Many of his replies circled back to a continuing frustration with Congress. Obama said he’s asked his staff to look again at closing Guantanamo, but he noted that Congress had thwarted earlier efforts.
And he pushed back against criticism that the Boston bombing – and the Sept. 11 attack on a U.S. consulate facility in Benghazi – pointed to a softening of national security preparedness. He defended the work of federal law enforcement officials investigating the Boston bombings who’ve been criticized for failing to act more aggressively to Russian intelligence warnings.
Obama said he’s asked intelligence officials for a thorough investigation that will “review every step that was taken,” and he dismissed criticism by some senators, singling out Sen. Lindsey Graham, R-S.C., who has said that Boston and September’s attack in Libya pointed to a deteriorating national security system.
“Mr. Graham is not right on this issue, although I’m sure it generated some headlines,” Obama said.
Obama said the FBI investigated and interviewed one of the suspects in the case after Russian intelligence services alerted U.S. intelligence, but it found no signs that he was engaging in extremist activity.
He said self-radicalized individuals pose an increasingly dangerous threat and he’s pushed his counterterrorism team for months to be on the alert. “But all of this has to be done in the context of our laws, due process,” he said.
He sidestepped a question about the attacks in Libya, saying he wasn’t familiar with House Oversight and Government Reform Committee charges that survivors of the Benghazi attack have been blocked by the State Department from coming forward to give their stories.
“What I’ve been very clear about from the start is that our job with respect to Benghazi has been to find out exactly what happened, to make sure that U.S. embassies, not just in the Middle East, but around the world are safe and secure, and to bring those who carried it out to justice,” Obama said.
Obama, who has said previously that the use of chemical weapons in Syria would be a “game changer,” said Tuesday that though the U.S. has found that chemical weapons had been used, there are still too many unanswered questions to take further action..
"When I am making decisions about America’s national security and the potential for taking additional action in response to chemical weapon use, I’ve got to make sure I’ve got the facts,” he said.

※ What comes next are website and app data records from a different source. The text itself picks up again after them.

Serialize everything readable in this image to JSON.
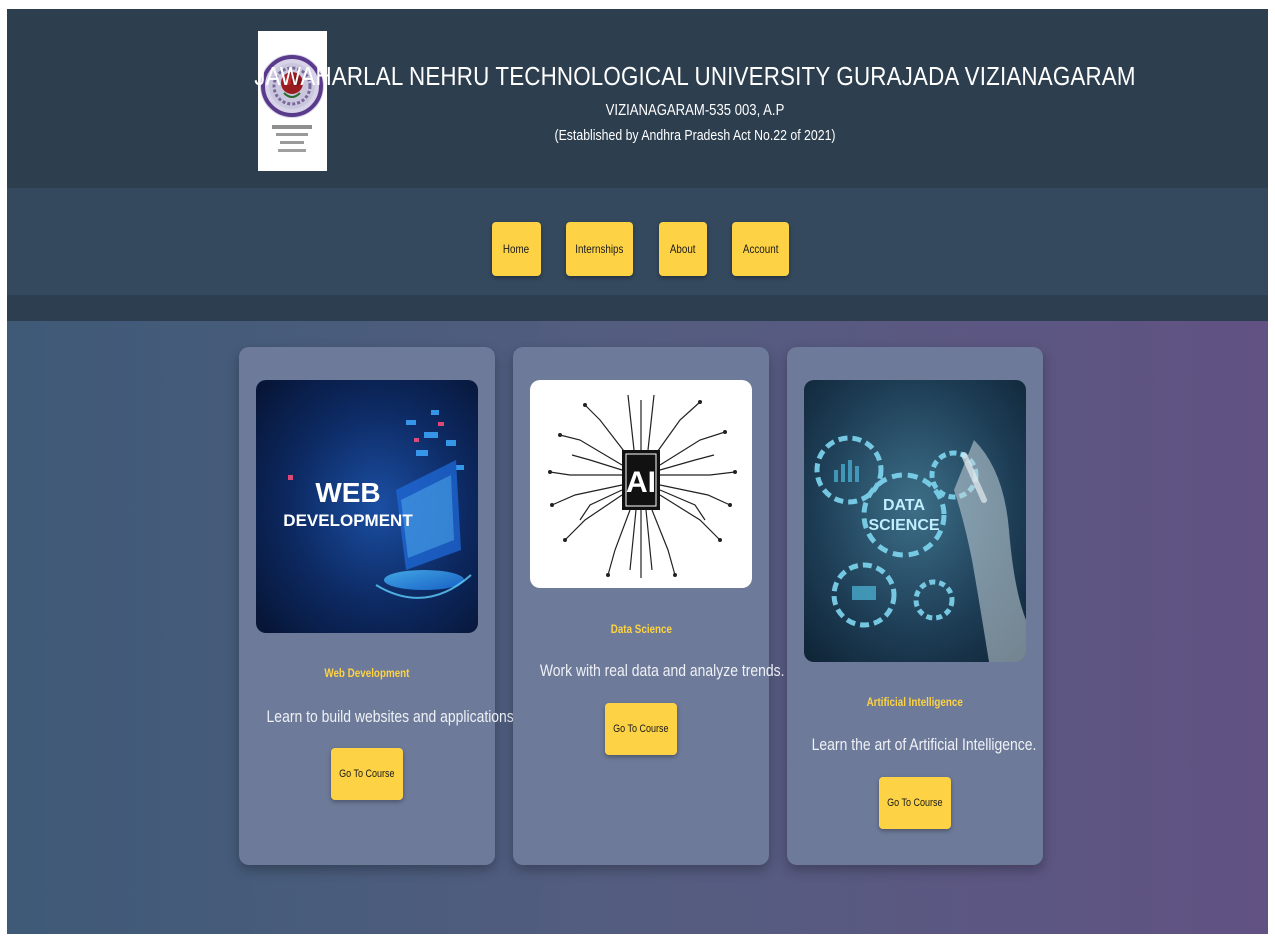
{
  "header": {
    "title": "JAWAHARLAL NEHRU TECHNOLOGICAL UNIVERSITY GURAJADA VIZIANAGARAM",
    "address": "VIZIANAGARAM-535 003, A.P",
    "established": "(Established by Andhra Pradesh Act No.22 of 2021)",
    "logo_icon": "university-seal-logo"
  },
  "nav": {
    "items": [
      {
        "label": "Home"
      },
      {
        "label": "Internships"
      },
      {
        "label": "About"
      },
      {
        "label": "Account"
      }
    ]
  },
  "courses": [
    {
      "image_text_1": "WEB",
      "image_text_2": "DEVELOPMENT",
      "title": "Web Development",
      "description": "Learn to build websites and applications.",
      "button_label": "Go To Course"
    },
    {
      "image_text_1": "AI",
      "title": "Data Science",
      "description": "Work with real data and analyze trends.",
      "button_label": "Go To Course"
    },
    {
      "image_text_1": "DATA",
      "image_text_2": "SCIENCE",
      "title": "Artificial Intelligence",
      "description": "Learn the art of Artificial Intelligence.",
      "button_label": "Go To Course"
    }
  ],
  "colors": {
    "header_bg": "#2d3e4f",
    "nav_bg": "#34495e",
    "accent_yellow": "#fdd345",
    "card_bg": "#6d7a99"
  }
}
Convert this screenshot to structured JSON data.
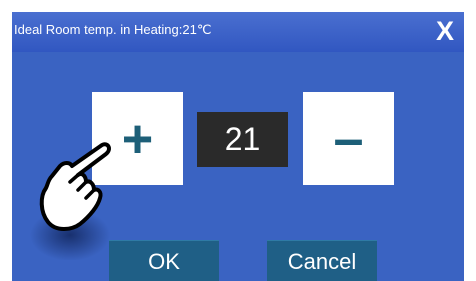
{
  "dialog": {
    "title": "Ideal Room temp. in Heating:21℃",
    "close_label": "X"
  },
  "stepper": {
    "plus_label": "+",
    "value": "21",
    "minus_label": "–"
  },
  "actions": {
    "ok_label": "OK",
    "cancel_label": "Cancel"
  },
  "colors": {
    "dialog_background": "#3a63c2",
    "button_background": "#1f5f86",
    "value_background": "#2a2a2a",
    "stepper_glyph": "#1d5f78"
  },
  "icons": {
    "pointer": "tapping-hand-icon"
  }
}
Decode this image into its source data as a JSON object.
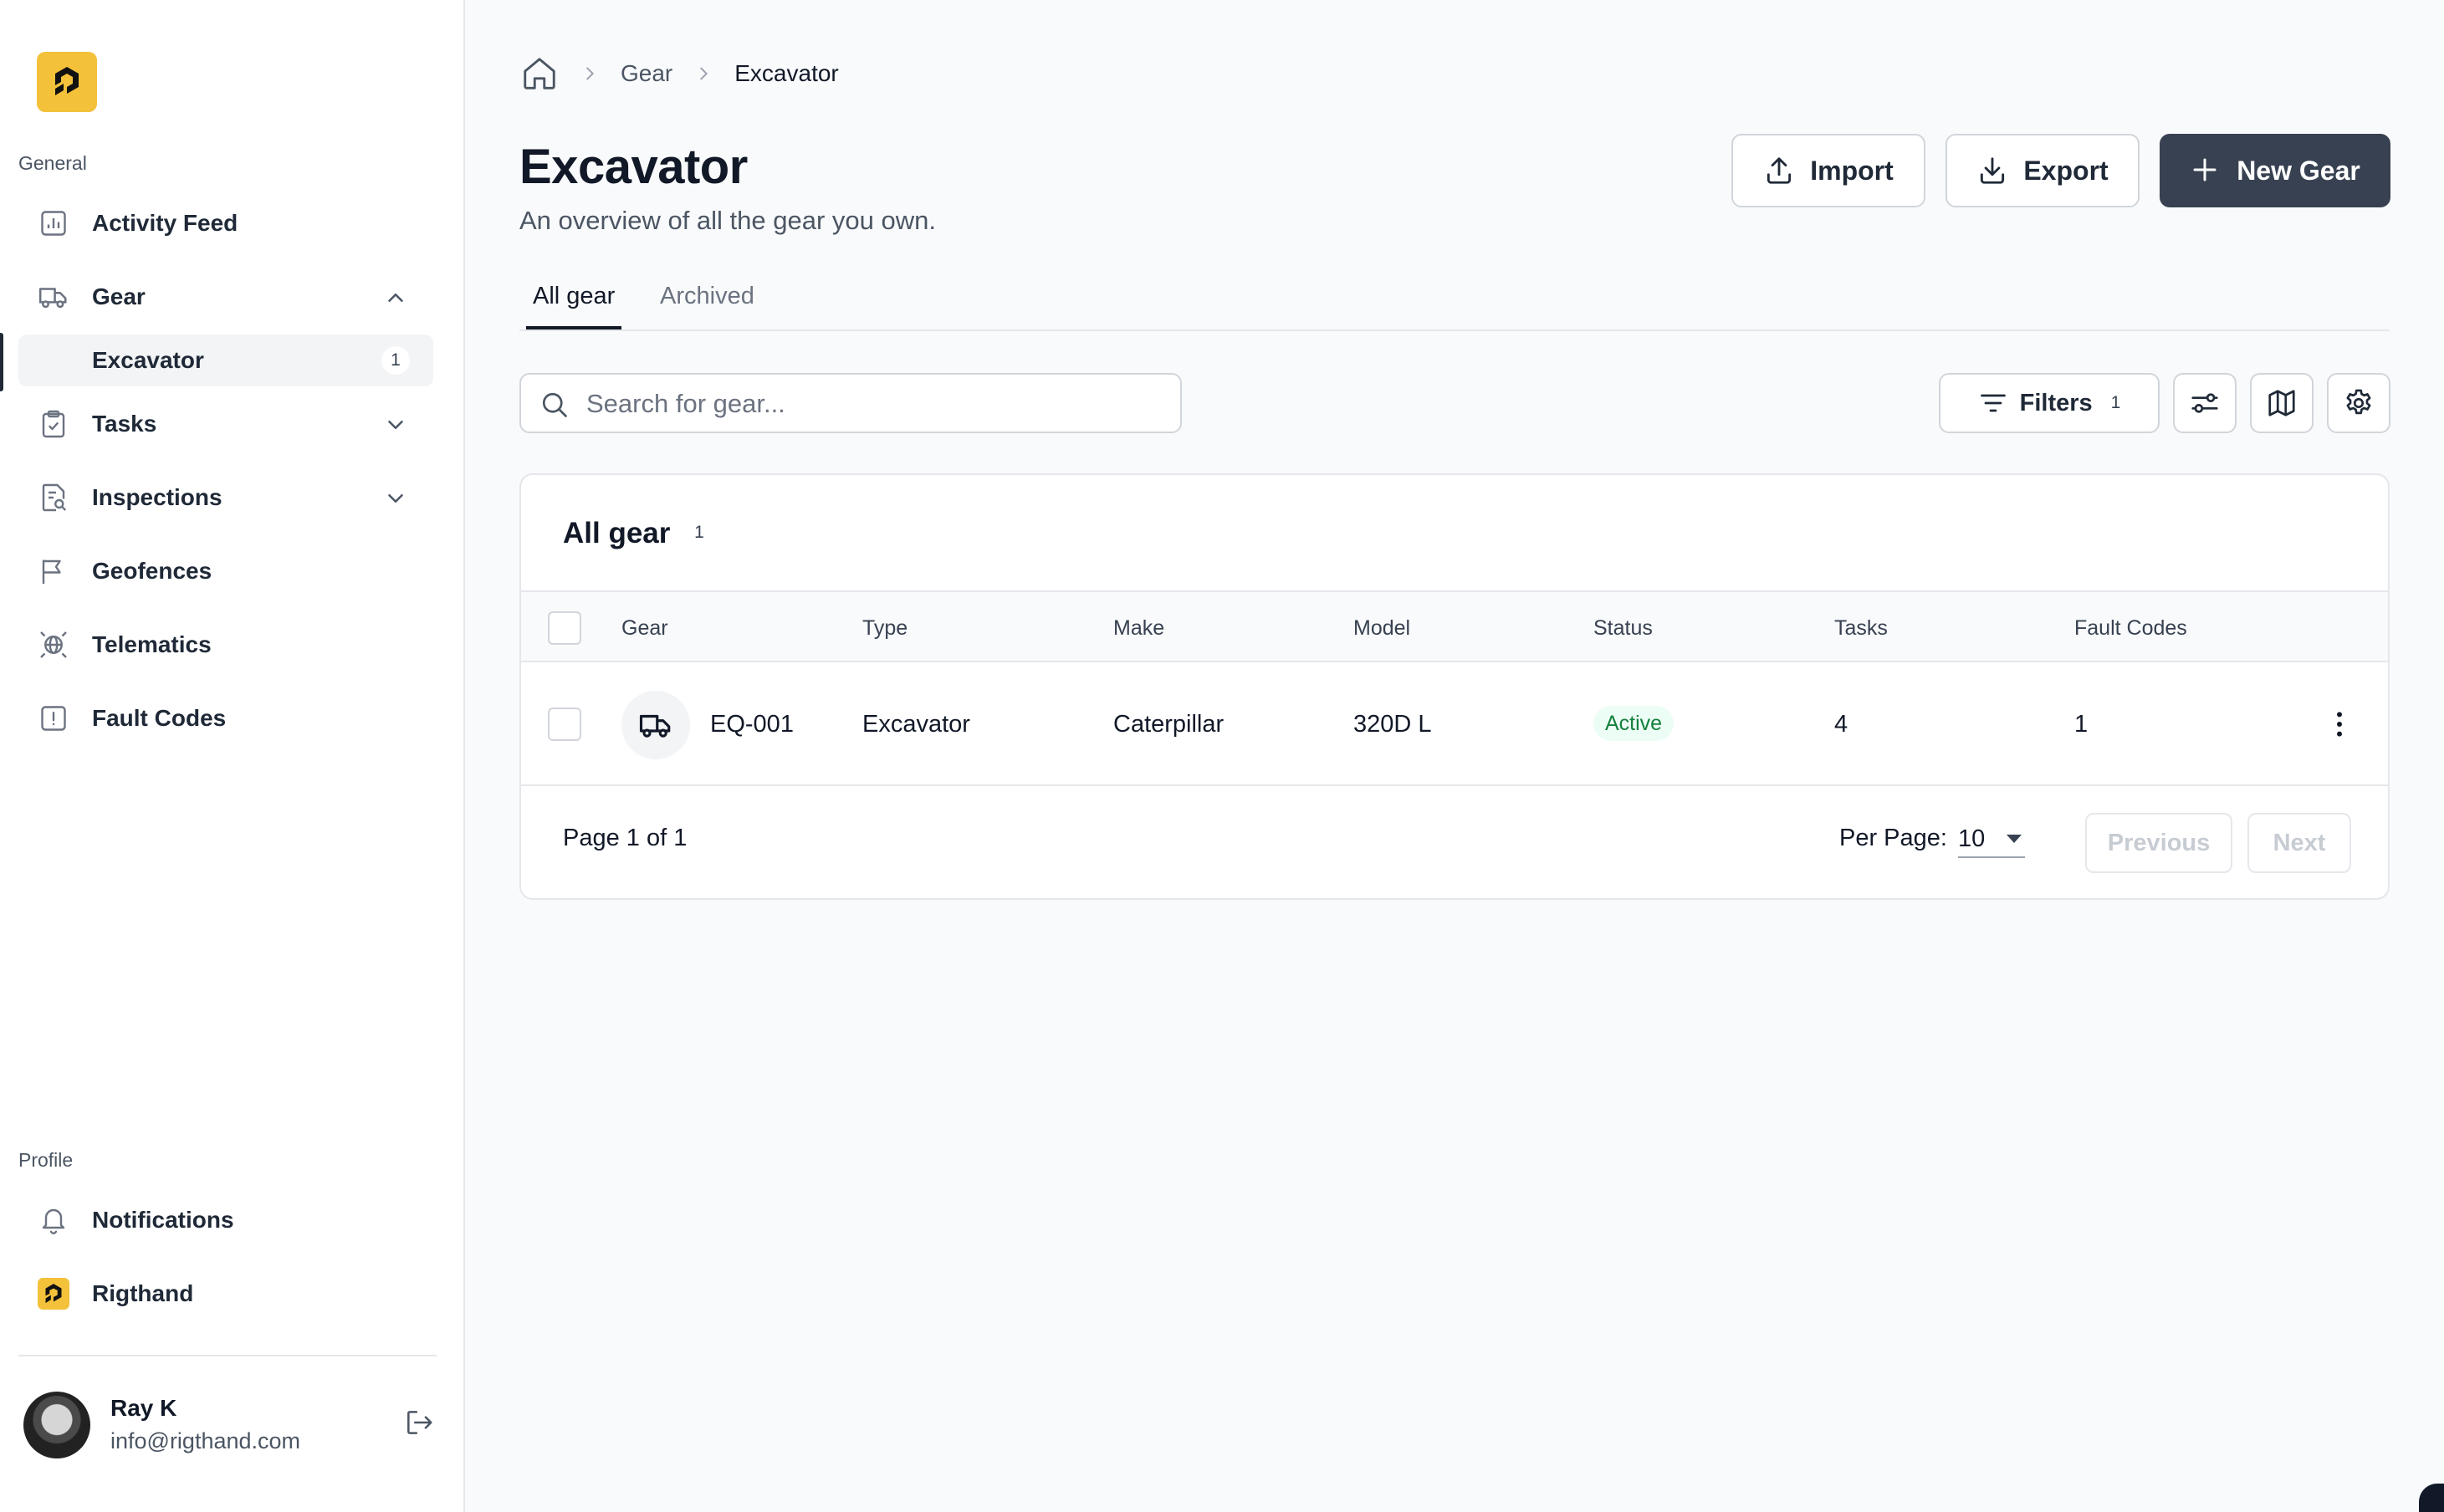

Graham and Sen. John McCain, R-Ariz., accused Obama of further inflaming the situation by not acting more forcefully.
“The credibility of the United States is on the line, not just with Syria, but with Iran, North Korea, and all of our enemies and friends who are watching closely to see whether the president backs up his words with action,” they said in a statement.
On immigration, Obama said he’s impressed with the Senate version and is staying open-minded about a reportedly more conservative House version that he hasn’t yet seen. But, he said, he won’t support legislation that doesn’t include a path to citizenship for the 11 million or so who are undocumented.
Obama took questions from just six reporters and ignored all but one question shouted to him. He turned back to the lectern to deliver his reaction to Jason Collins, the NBA center whom he called to congratulate Monday for becoming the first athlete in a major American team sport to publicly acknowledge he’s gay.
“I told him I couldn’t be prouder,” Obama said, calling Collins a role model for gay and lesbian youth. “Given the importance of sports in our society for an individual who’s excelled at the highest levels in one of the major sports to go ahead and say, ‘This is who I am. I’m proud of it. I’m still a great competitor. I’m still seven foot tall and can bang with Shaq and deliver a hard foul.’”
Anita Kumar of the Washington Bureau contributed.